'The Tao that cannot be told is not the eternal Tao' is the first line in the translation from the chinese of the Tao Te Ching. I suspect that the japanese wabi sabi has something of this mystery and paradox about it. That it cannot be easily put into words, but in our western way we will try anyway...
A willingness to accept that there will be mystery seem to be more prevalent in eastern philosophy, and I'm looking again at A C Grayling's book The Mystery of Things. He says in the introduction:
'Human genius has done much, and promises much, in the way of removing the mystery from many things in our world; at the same time it recognises and honours the mystery in things too.'
Ah, maybe I am a philosopher at heart!
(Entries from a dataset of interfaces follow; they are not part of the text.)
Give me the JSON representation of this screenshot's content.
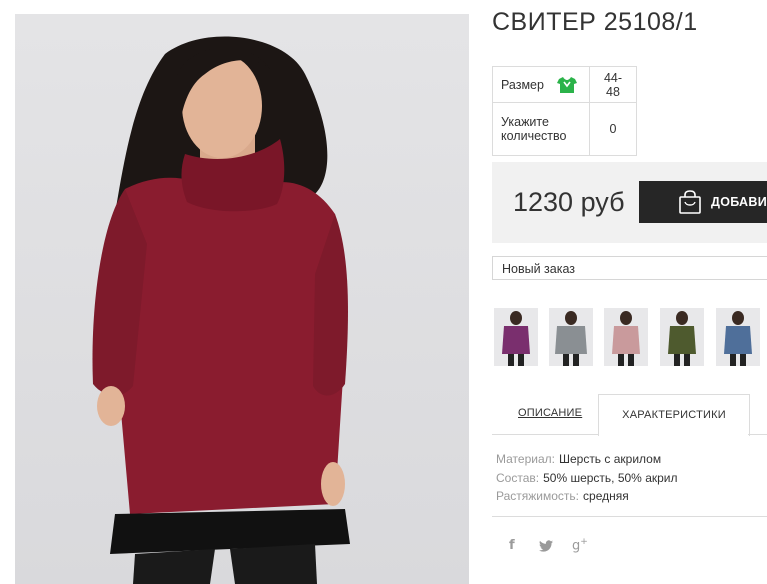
{
  "product": {
    "title": "СВИТЕР 25108/1",
    "options": {
      "size_label": "Размер",
      "size_value": "44-48",
      "qty_label": "Укажите количество",
      "qty_value": "0"
    },
    "price": "1230 руб",
    "add_button_label": "ДОБАВИТЬ",
    "order_select_value": "Новый заказ",
    "thumbnails": [
      {
        "color": "#7a2f6e"
      },
      {
        "color": "#8a8f93"
      },
      {
        "color": "#c99a9c"
      },
      {
        "color": "#4e5a2e"
      },
      {
        "color": "#4f6f9a"
      }
    ]
  },
  "tabs": {
    "description": "ОПИСАНИЕ",
    "characteristics": "ХАРАКТЕРИСТИКИ"
  },
  "specs": [
    {
      "key": "Материал:",
      "value": "Шерсть с акрилом"
    },
    {
      "key": "Состав:",
      "value": "50% шерсть, 50% акрил"
    },
    {
      "key": "Растяжимость:",
      "value": "средняя"
    }
  ],
  "social": {
    "facebook": "f",
    "twitter": "🐦",
    "google": "g+"
  },
  "colors": {
    "sweater": "#8a1c2f",
    "button_bg": "#262626",
    "size_icon": "#2bb34a"
  }
}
The Tao Te Ching by Gia-Fu Feng and Jane English, 1974, is a beautiful book. I've just bought the last new copy from Amazon (mine got dropped in the bath) but there are used copies from £2.96.